Absolutely not. It is better to admire these bats from a distance. They are known to spread a variety of viruses. It is also advised that people who lack training and have not been vaccinated must keep away from them. Common people, shouldn't make an attempt to help an injured flying fox.
Did you know...
This is the only bat species endemic to Africa.
They are loudest during the breeding season. This is to keep away other birds or bats from entering their territory.
Bats, especially the fruit bat contribute a lot to the ecosystem by helping in the pollination process and widespread distribution of seeds of many plants.
Is the Pemba flying fox endangered?
The conservation status of the Pemba flying fox is Vulnerable (population increasing). In the year 1990, these birds were critically endangered and said to be on the verge of extinction. Hunting and forest clearance have been the major reasons for the decline of distribution. They were hunted by the local people using traditional methods as well as shotguns.
The international Flaura and Fauna organization took a range of measures to curtail hunting. Various wildlife organizations also came together to help preserve this species. The local people (Pembaris) have now taken a liking to this bat and contribute greatly to its conservation.
They also restricted forest clearance in the natural habitat of these bats. Since then their population has been constantly growing.
How did Pemba flying foxes get their name?
Their name Pemba flying fox was given due to the charming fox like face. They are named after the Pemba island since they are only found in Pemba island off the coast of Tanzania.
Here at Kidadl, we have carefully created lots of interesting family friendly animal facts for everyone to discover!

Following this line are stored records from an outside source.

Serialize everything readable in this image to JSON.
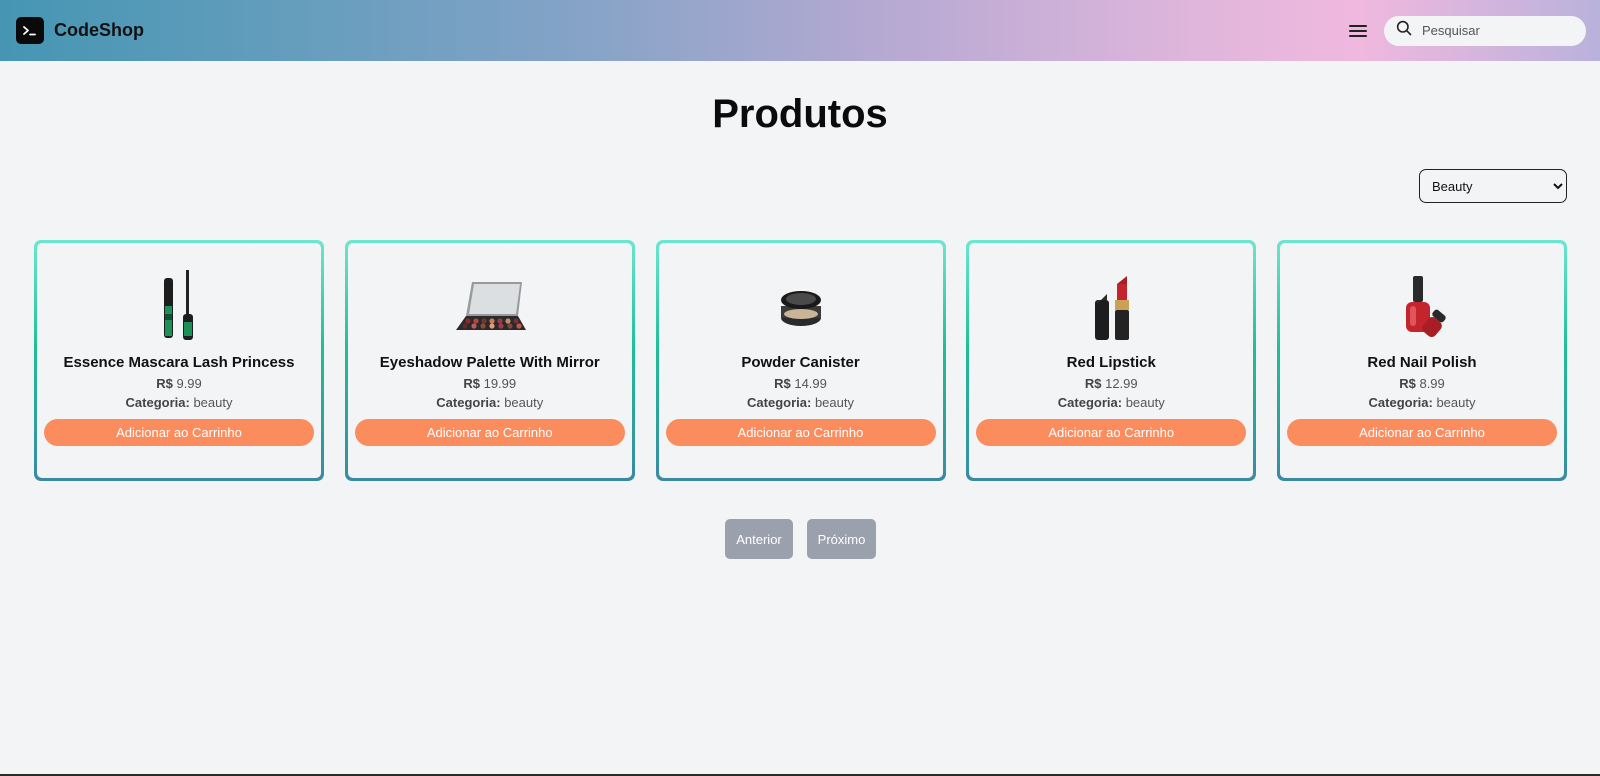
{
  "header": {
    "brand": "CodeShop"
  },
  "search": {
    "placeholder": "Pesquisar"
  },
  "main": {
    "title": "Produtos"
  },
  "filter": {
    "selected": "Beauty"
  },
  "products": [
    {
      "title": "Essence Mascara Lash Princess",
      "currency": "R$",
      "price": "9.99",
      "category_label": "Categoria:",
      "category": "beauty",
      "button": "Adicionar ao Carrinho",
      "image": "mascara-image"
    },
    {
      "title": "Eyeshadow Palette With Mirror",
      "currency": "R$",
      "price": "19.99",
      "category_label": "Categoria:",
      "category": "beauty",
      "button": "Adicionar ao Carrinho",
      "image": "eyeshadow-palette-image"
    },
    {
      "title": "Powder Canister",
      "currency": "R$",
      "price": "14.99",
      "category_label": "Categoria:",
      "category": "beauty",
      "button": "Adicionar ao Carrinho",
      "image": "powder-canister-image"
    },
    {
      "title": "Red Lipstick",
      "currency": "R$",
      "price": "12.99",
      "category_label": "Categoria:",
      "category": "beauty",
      "button": "Adicionar ao Carrinho",
      "image": "lipstick-image"
    },
    {
      "title": "Red Nail Polish",
      "currency": "R$",
      "price": "8.99",
      "category_label": "Categoria:",
      "category": "beauty",
      "button": "Adicionar ao Carrinho",
      "image": "nail-polish-image"
    }
  ],
  "pagination": {
    "prev": "Anterior",
    "next": "Próximo"
  },
  "colors": {
    "accent": "#fb8c5e",
    "card_border_top": "#6de6cf",
    "card_border_bottom": "#3a8aa3",
    "pager": "#9aa1ad"
  },
  "icons": [
    "terminal-icon",
    "menu-icon",
    "search-icon"
  ]
}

For more relatable content, check out these hoary bat facts and Mexican free tailed bat facts pages.
You can even occupy yourself at home by coloring in one of our free printable Pemba flying fox coloring pages.
Second image by Marcel Oosterwijk.